■ Work required
Return each record exactly as it appears, so that nothing is dropped or altered.

Source material START

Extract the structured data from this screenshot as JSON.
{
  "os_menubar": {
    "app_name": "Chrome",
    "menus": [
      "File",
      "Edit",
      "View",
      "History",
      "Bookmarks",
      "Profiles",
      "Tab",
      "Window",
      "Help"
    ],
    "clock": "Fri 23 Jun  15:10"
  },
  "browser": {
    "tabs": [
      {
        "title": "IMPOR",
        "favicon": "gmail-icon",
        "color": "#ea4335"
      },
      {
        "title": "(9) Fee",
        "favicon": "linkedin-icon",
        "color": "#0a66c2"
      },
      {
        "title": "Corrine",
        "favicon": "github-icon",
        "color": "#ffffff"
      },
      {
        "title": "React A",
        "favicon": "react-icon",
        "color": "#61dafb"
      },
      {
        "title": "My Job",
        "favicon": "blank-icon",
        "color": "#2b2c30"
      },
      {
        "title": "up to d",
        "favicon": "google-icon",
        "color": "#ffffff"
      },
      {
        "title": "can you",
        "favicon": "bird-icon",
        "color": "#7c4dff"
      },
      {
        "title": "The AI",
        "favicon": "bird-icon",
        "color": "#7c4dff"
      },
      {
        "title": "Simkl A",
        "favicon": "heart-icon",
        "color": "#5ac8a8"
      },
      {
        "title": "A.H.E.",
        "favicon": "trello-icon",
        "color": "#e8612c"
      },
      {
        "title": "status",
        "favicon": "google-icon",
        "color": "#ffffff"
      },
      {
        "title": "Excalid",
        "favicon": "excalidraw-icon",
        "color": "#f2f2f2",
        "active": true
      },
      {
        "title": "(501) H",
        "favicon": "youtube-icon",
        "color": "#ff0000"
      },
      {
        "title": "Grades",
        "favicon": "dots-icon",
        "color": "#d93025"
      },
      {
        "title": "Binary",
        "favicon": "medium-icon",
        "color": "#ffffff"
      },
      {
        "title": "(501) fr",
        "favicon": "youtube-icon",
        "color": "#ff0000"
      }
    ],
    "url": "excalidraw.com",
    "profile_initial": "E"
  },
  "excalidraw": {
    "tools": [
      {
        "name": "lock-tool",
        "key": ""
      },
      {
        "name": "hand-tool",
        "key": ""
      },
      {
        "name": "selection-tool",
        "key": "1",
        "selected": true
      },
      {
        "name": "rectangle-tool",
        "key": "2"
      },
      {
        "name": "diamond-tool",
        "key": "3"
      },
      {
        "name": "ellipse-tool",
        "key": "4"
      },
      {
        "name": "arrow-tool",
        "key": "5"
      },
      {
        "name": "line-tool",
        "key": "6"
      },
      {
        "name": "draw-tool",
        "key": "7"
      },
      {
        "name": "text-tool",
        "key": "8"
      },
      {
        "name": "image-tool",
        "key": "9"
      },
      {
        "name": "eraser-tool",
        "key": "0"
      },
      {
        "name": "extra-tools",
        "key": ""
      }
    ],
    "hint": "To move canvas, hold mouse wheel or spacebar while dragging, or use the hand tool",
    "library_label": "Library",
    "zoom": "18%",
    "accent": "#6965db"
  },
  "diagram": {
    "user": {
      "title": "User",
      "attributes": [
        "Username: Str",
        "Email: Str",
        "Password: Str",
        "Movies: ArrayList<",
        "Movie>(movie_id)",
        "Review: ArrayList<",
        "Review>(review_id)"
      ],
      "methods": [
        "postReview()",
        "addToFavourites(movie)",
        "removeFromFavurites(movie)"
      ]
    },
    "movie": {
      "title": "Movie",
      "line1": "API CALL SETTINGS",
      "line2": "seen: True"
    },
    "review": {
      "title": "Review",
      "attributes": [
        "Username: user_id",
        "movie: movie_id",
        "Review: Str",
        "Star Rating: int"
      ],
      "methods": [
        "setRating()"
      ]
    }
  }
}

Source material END

■ Response to this exercise
Extract the structured data from this screenshot as JSON.
{
  "os_menubar": {
    "app_name": "Chrome",
    "menus": [
      "File",
      "Edit",
      "View",
      "History",
      "Bookmarks",
      "Profiles",
      "Tab",
      "Window",
      "Help"
    ],
    "clock": "Fri 23 Jun  15:10"
  },
  "browser": {
    "tabs": [
      {
        "title": "IMPOR",
        "favicon": "gmail-icon",
        "color": "#ea4335"
      },
      {
        "title": "(9) Fee",
        "favicon": "linkedin-icon",
        "color": "#0a66c2"
      },
      {
        "title": "Corrine",
        "favicon": "github-icon",
        "color": "#ffffff"
      },
      {
        "title": "React A",
        "favicon": "react-icon",
        "color": "#61dafb"
      },
      {
        "title": "My Job",
        "favicon": "blank-icon",
        "color": "#2b2c30"
      },
      {
        "title": "up to d",
        "favicon": "google-icon",
        "color": "#ffffff"
      },
      {
        "title": "can you",
        "favicon": "bird-icon",
        "color": "#7c4dff"
      },
      {
        "title": "The AI",
        "favicon": "bird-icon",
        "color": "#7c4dff"
      },
      {
        "title": "Simkl A",
        "favicon": "heart-icon",
        "color": "#5ac8a8"
      },
      {
        "title": "A.H.E.",
        "favicon": "trello-icon",
        "color": "#e8612c"
      },
      {
        "title": "status",
        "favicon": "google-icon",
        "color": "#ffffff"
      },
      {
        "title": "Excalid",
        "favicon": "excalidraw-icon",
        "color": "#f2f2f2",
        "active": true
      },
      {
        "title": "(501) H",
        "favicon": "youtube-icon",
        "color": "#ff0000"
      },
      {
        "title": "Grades",
        "favicon": "dots-icon",
        "color": "#d93025"
      },
      {
        "title": "Binary",
        "favicon": "medium-icon",
        "color": "#ffffff"
      },
      {
        "title": "(501) fr",
        "favicon": "youtube-icon",
        "color": "#ff0000"
      }
    ],
    "url": "excalidraw.com",
    "profile_initial": "E"
  },
  "excalidraw": {
    "tools": [
      {
        "name": "lock-tool",
        "key": ""
      },
      {
        "name": "hand-tool",
        "key": ""
      },
      {
        "name": "selection-tool",
        "key": "1",
        "selected": true
      },
      {
        "name": "rectangle-tool",
        "key": "2"
      },
      {
        "name": "diamond-tool",
        "key": "3"
      },
      {
        "name": "ellipse-tool",
        "key": "4"
      },
      {
        "name": "arrow-tool",
        "key": "5"
      },
      {
        "name": "line-tool",
        "key": "6"
      },
      {
        "name": "draw-tool",
        "key": "7"
      },
      {
        "name": "text-tool",
        "key": "8"
      },
      {
        "name": "image-tool",
        "key": "9"
      },
      {
        "name": "eraser-tool",
        "key": "0"
      },
      {
        "name": "extra-tools",
        "key": ""
      }
    ],
    "hint": "To move canvas, hold mouse wheel or spacebar while dragging, or use the hand tool",
    "library_label": "Library",
    "zoom": "18%",
    "accent": "#6965db"
  },
  "diagram": {
    "user": {
      "title": "User",
      "attributes": [
        "Username: Str",
        "Email: Str",
        "Password: Str",
        "Movies: ArrayList<",
        "Movie>(movie_id)",
        "Review: ArrayList<",
        "Review>(review_id)"
      ],
      "methods": [
        "postReview()",
        "addToFavourites(movie)",
        "removeFromFavurites(movie)"
      ]
    },
    "movie": {
      "title": "Movie",
      "line1": "API CALL SETTINGS",
      "line2": "seen: True"
    },
    "review": {
      "title": "Review",
      "attributes": [
        "Username: user_id",
        "movie: movie_id",
        "Review: Str",
        "Star Rating: int"
      ],
      "methods": [
        "setRating()"
      ]
    }
  }
}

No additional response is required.